What is remorse?
You may feel remorse for things you have done wrong. Remorse is often caused by feelings of regret over the past, guilt or shame about past behaviors, or feeling sorry for hurts you caused to your loved ones and others you know.
Remorse can be healthy when you honestly look at the past and how your drinking and/or using impacted others, and you use that feeling to make personal changes that prevent repeating those patterns.
But we feel unhealthy remorse when we get stuck in regrets, we find it impossible to forgive ourselves or others, or we make no effort to change our attitudes and actions so we don’t hurt ourselves or others in the future. That kind of remorse is wasted energy. Remorse should motivate us to a positive good, not keep us stuck in a negative past.

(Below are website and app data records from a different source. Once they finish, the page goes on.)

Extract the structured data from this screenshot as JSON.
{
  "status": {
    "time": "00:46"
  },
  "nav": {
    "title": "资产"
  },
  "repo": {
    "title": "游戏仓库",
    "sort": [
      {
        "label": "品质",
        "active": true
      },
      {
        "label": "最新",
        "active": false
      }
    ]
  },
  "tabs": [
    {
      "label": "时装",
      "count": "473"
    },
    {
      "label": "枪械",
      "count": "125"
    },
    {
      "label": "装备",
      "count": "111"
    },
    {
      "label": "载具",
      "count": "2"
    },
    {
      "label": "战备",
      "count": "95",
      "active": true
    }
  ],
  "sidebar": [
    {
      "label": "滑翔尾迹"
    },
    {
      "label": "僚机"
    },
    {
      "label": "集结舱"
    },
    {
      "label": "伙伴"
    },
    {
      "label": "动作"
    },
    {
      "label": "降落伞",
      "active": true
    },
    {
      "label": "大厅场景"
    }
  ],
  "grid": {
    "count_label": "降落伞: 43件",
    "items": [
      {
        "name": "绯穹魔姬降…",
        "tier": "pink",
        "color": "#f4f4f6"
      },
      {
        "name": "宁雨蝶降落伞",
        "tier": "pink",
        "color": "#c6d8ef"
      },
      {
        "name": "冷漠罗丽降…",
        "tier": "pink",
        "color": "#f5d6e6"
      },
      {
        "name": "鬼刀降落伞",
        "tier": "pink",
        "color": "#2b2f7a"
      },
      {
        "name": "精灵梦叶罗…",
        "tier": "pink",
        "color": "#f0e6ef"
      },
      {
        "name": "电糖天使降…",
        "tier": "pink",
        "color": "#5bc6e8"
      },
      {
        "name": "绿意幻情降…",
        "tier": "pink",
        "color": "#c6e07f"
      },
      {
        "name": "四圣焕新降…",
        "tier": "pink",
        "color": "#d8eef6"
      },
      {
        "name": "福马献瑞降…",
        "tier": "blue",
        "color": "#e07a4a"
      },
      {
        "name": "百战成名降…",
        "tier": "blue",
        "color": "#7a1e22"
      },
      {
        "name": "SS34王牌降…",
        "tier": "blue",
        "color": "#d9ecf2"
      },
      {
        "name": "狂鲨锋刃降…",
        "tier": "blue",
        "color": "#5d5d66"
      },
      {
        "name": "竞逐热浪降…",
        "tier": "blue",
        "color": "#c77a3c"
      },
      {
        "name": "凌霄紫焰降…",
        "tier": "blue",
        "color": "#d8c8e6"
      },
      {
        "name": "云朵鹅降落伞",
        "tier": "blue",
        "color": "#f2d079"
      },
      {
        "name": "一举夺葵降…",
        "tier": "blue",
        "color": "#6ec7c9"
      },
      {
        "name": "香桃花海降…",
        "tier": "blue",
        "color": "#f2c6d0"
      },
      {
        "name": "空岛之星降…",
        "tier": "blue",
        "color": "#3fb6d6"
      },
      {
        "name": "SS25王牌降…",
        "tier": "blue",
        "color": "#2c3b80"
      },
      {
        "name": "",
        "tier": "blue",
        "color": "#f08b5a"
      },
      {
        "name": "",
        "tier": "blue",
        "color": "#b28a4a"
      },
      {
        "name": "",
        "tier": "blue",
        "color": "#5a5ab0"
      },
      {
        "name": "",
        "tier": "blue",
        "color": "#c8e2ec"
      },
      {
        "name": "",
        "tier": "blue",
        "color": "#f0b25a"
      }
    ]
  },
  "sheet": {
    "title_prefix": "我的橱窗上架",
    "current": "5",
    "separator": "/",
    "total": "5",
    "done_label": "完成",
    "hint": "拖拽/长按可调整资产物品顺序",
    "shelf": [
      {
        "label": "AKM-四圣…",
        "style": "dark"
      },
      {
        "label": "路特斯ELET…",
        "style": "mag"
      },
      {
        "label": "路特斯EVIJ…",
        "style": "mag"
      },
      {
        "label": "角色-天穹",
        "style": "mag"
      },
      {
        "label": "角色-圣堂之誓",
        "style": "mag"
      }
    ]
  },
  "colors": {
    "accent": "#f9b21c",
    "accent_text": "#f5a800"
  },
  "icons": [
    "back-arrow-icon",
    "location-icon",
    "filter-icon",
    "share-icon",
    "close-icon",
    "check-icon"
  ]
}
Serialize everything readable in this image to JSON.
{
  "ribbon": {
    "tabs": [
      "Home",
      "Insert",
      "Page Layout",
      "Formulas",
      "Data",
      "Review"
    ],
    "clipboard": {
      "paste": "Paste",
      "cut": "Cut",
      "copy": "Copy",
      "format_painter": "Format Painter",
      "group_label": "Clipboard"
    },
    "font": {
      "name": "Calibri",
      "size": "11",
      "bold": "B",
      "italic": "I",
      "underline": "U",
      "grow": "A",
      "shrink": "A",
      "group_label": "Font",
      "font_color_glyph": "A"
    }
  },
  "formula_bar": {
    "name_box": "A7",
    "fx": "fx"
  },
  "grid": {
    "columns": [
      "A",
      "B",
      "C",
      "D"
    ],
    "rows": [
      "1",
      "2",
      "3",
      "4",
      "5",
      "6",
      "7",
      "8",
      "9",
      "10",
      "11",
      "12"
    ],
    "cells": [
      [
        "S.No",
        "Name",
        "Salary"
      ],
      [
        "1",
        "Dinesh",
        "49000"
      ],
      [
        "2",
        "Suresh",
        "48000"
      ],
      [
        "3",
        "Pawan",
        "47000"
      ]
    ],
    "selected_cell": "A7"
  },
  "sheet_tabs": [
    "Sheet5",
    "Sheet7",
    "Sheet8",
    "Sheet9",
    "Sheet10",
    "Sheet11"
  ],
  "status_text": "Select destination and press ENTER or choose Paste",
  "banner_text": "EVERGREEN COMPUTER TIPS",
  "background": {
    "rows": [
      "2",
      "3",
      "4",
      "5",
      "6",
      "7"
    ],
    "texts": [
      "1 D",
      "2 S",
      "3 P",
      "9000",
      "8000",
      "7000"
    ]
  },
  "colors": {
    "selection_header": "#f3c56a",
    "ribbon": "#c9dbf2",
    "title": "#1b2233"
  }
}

How can remorse affect your recovery?
If you don’t adequately address your feelings of guilt, shame, or remorse, it could lead to telling lies to cover up what you’ve done. Though a burden, you can do something positive with remorse—admit the wrong, apologize for it, and take corrective action to make things right.
Those who aren’t addicted may have a few things to feel remorseful about, but it typically ends there. However, for alcoholics and other addicts, who have done many negative things in the past and who struggle mightily with feelings of inferiority, it takes only a slight prompting to sink into deep feelings of shame and guilt.
To turn your remorse into a positive element in your life and in the lives
of others, work the Steps. Step Four advises you to “make a searching and fearless moral inventory” of yourself. Step Five says we “Admitted to God, to ourselves, and to another human being the exact nature of our wrongs.” Working the Fourth and Fifth Steps will help you deal with remorse, shame, and guilt by helping you take responsibility for your actions and accept yourself and others.
What a heavy load remorse puts on your shoulders! What a terrible mental punishment it is to feel ashamed of the things you’ve said and done! You may feel afraid to face people because of what they might say to you. You might feel afraid of the consequences of things you did when you were drunk. What an awful beating the mind takes! When you come into AA, that terrible load of remorse falls from your shoulders.